Failure of the bailout

The $700 billion bailout bill was supposed to save the economy from collapsing into ruin. While I had a bad vibe from the bailout bill because of the huge debt it incurs on the federal government and what it could incur, not to mention the moral hazards, it now seems that it isn't even accomplishing what it's supposed to be doing.

One of the things the bailout bill was supposed to do was to prevent large financial institutions from collapsing and taking some wealth from everyone with them. But the much more important and relevant function was to get them to make loans and investments again so that corporations in other industries can get the day-to-day capital they need to maintain their businesses. If this latter goal isn't achieved, then there isn't really much point to the financial bailout bill.

But it's failing miserably. Not only do we hear all the grumblings that the required loans aren't being made and the credit markets are still largely frozen, but we also have a vivid example of its failure with the attempted automaker bailout. If it was working, why are the automakers asking the government for loans? They should be asking the banks! Either the bailout bill is failing miserably to achieve its most important goal, or the automakers know that they can't pull the wool over the banks' eyes so they are trying to pull it over the public's.

Whether to bail out auto companies

American automakers seem to be begging for financial assistance from the federal government. Given the large number of people involved in the automobile industry, it's understandable that many people want to bail them out from possible bankruptcies. I have a different opinion. Given their historical performance in recent decades and their reluctance to change anything, I think they should weather the economic downturn on their own.

Unless they can put forward a viable and concrete plan to change their fortunes without outsourcing everything, putting up dozens of billions of dollars worth of loans may be throwing good money after bad. Unfortunately, the leaders of these companies have mostly focused on threats about what would happen if they went bankrupt, rather than outline changes in long-term policies and priorities that would change their fortune. A lot of people are afraid that the companies might go under, but it looks like they've been consistently self-destructing, anyways. It might be a lot better to put the money into infrastructure investments that will pay off economically instead of wasting it on drowning companies that would go bankrupt whatever we do.

It's a good sign that Democrats are now starting to think the same way, although I think they're still giving the auto industry too much benefit of the doubt with the way they're so eager to help the companies. However, I'm not sure it's a good sign that I'm actually agreeing with the Bush administration on this issue ...

Incredible Republican pettiness

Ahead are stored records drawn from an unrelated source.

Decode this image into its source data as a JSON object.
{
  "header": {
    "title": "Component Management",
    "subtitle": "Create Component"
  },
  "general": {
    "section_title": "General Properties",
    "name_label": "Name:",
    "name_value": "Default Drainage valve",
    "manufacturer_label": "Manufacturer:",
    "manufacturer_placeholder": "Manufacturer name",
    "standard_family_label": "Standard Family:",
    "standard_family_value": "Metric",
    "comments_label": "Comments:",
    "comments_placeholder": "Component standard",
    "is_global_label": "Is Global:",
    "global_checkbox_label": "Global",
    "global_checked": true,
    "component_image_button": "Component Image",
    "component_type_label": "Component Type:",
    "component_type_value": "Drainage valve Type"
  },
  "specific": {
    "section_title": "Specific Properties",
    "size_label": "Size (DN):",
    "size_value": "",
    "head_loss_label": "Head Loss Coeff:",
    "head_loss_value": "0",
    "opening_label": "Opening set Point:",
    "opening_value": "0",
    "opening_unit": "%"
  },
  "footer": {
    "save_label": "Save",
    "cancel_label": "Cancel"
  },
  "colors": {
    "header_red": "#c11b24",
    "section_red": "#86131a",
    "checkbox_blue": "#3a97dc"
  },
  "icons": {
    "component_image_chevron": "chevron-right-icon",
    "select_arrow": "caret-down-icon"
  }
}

It's one thing to vote against an important bill and being honest about thinking it's a bad bill. It's another thing entirely when the bailout bill is rejected out of pure pettiness. Or at least a pretense of pure pettiness; I'm not sure which is worst. The bailout bill is incredibly important, no matter whether it would be the economy's salvation or its downfall, so it's extraordinarily inane that House Republicans would claim that they voted against it purely because the House speaker was critical of the Republican Party.

The critical speech by House speaker Nancy Pelosi may have been inappropriate (I don't think so, but I can see their point), but I can't believe anyone would cite this as a reason to vote against the bailout bill. If they thought it was a disastrous bill, then they should have said so, not try to use a ridiculous excuse that puts the House Republicans in an extremely bad light.